_Interface dataset entries:_
*-*-*
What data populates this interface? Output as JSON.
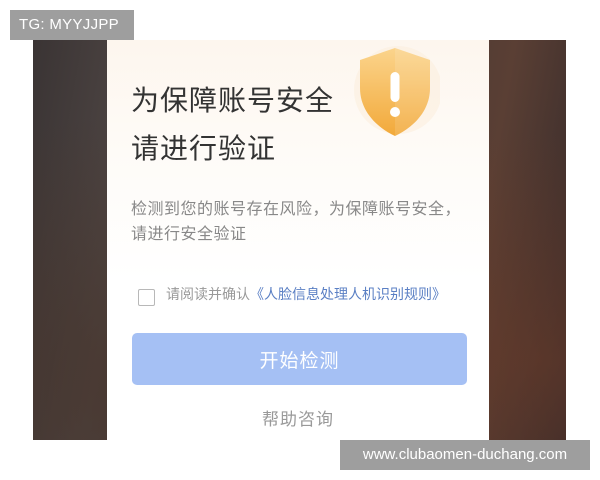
{
  "watermarks": {
    "top_left": "TG: MYYJJPP",
    "bottom_right": "www.clubaomen-duchang.com"
  },
  "dialog": {
    "title_line1": "为保障账号安全",
    "title_line2": "请进行验证",
    "description": "检测到您的账号存在风险，为保障账号安全，请进行安全验证",
    "agreement_prefix": "请阅读并确认",
    "agreement_link": "《人脸信息处理人机识别规则》",
    "agreement_checked": false,
    "start_button": "开始检测",
    "help_link": "帮助咨询",
    "shield_icon": "shield-warning-icon",
    "colors": {
      "button": "#a5c0f4",
      "link": "#5a7fc4",
      "shield": "#f6b94c"
    }
  }
}
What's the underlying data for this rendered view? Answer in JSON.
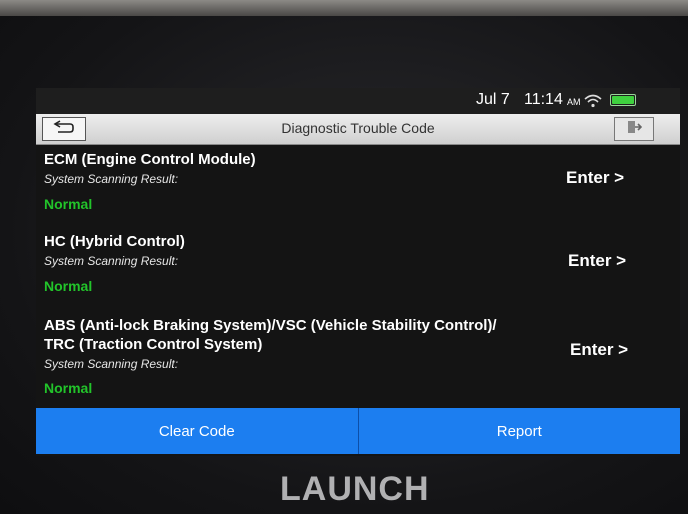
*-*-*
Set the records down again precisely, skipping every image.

What data populates this interface? Output as JSON.
{
  "watermarks": {
    "top_left": "TG: MYYJJPP",
    "bottom_right": "www.clubaomen-duchang.com"
  },
  "dialog": {
    "title_line1": "为保障账号安全",
    "title_line2": "请进行验证",
    "description": "检测到您的账号存在风险，为保障账号安全，请进行安全验证",
    "agreement_prefix": "请阅读并确认",
    "agreement_link": "《人脸信息处理人机识别规则》",
    "agreement_checked": false,
    "start_button": "开始检测",
    "help_link": "帮助咨询",
    "shield_icon": "shield-warning-icon",
    "colors": {
      "button": "#a5c0f4",
      "link": "#5a7fc4",
      "shield": "#f6b94c"
    }
  }
}
What's the underlying data for this rendered view? Answer in JSON.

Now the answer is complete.